Mehta has had a long relationship with the Israeli Philharmonic and is its music director for life. Passionate about issues, he uses music to voice his support: "I've always been involved with my music," he says. "I've tried in the Middle East to bring the Arabs and the Jews together. I don't do too much, because of time constraints. But that's not an excuse; we should be doing more. Arabs and Jews sitting together in concerts, but we don't have enough of those.
"Last month I took the Israel Philharmonic to Nazareth and performed for a completely Arab audience. They gave us a standing ovation. Imagine Arabs standing up for a hundred Jews playing on stage. It's very healthy. It doesn't change the West Bank problems, but it brings some goodwill at least."
This maestro is a foodie too. He's a diehard Indian food fan, especially of Parsi food, which he can't get in restaurants. The fact that Indian restaurants have sprouted up everywhere, even in Tel Aviv, does make life easier. His personal favoprite "one of the best Indian restaurants in the world" is Tandoori, which is owned by the Pushkarna family in Tel Aviv. They own four or five restaurants in Israel and surprisingly, Israelis are very much into Indian food. He smiles, "So I'm very much at home there."
So after living on other continents for decades, how close does he feel to India? He says, "Spiritually very close, very close. I keep going back. I have many friends, I still have friends from my youth. I still talk to them on a weekly basis."
While he's very proud of the achievements of India and of Indians abroad, he also sees the full picture, warts and all. He questions why in Bombay, a city of plenty, 60 percent of the people don't have clean drinking water. He also feels strongly about the AIDS epidemic in India. While visiting New York he hosted "A Night for India," a musical fundraiser for American India Foundation to raise funds and awareness for the AIDS-HIV campaign in India.

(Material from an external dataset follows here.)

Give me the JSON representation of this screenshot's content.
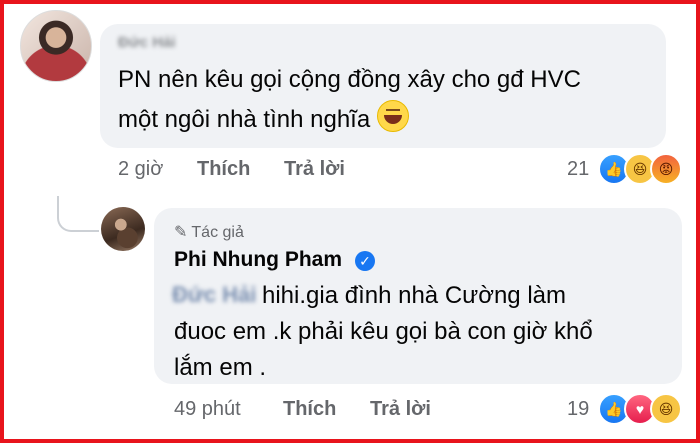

Mehta was awarded the Padma Vibhushan, India's second highest civilian honor, in 2001. He is going there next October with the Israel Philharmonic Orchestra for a celebration of his late parents' 100th birth anniversary and to open a music school to honor his father's memory: "There's a lot of talent in India. We now have to nurture it so they don't have to leave the country, like a lot of us had to."
His father, Mehli Mehta, who had to leave Bombay because there wasn't enough encouragement or funding for western music, always felt the hurt about leaving "that beautiful home by the Arabian Sea, that beautiful country, all my friends and all my music circles," he said.
When I had asked him many years ago he if he had made his peace with Bombay, Mehli Mehta had responded: "I have no quarrel with Bombay. When I came away from Bombay they gave me parties, they gave me receptions and a good send off. But my life, my main aim and my goal is my music. A man stands for his work and my work was not appreciated or accepted."
So when Zubin Mehta inaugurates the Mehli Mehta School in the heart of Bombay for all the emerging young talent in a new India, it will certainly set some things right and complete a story with an unfinished ending.
Yes, things have a way of coming full circle.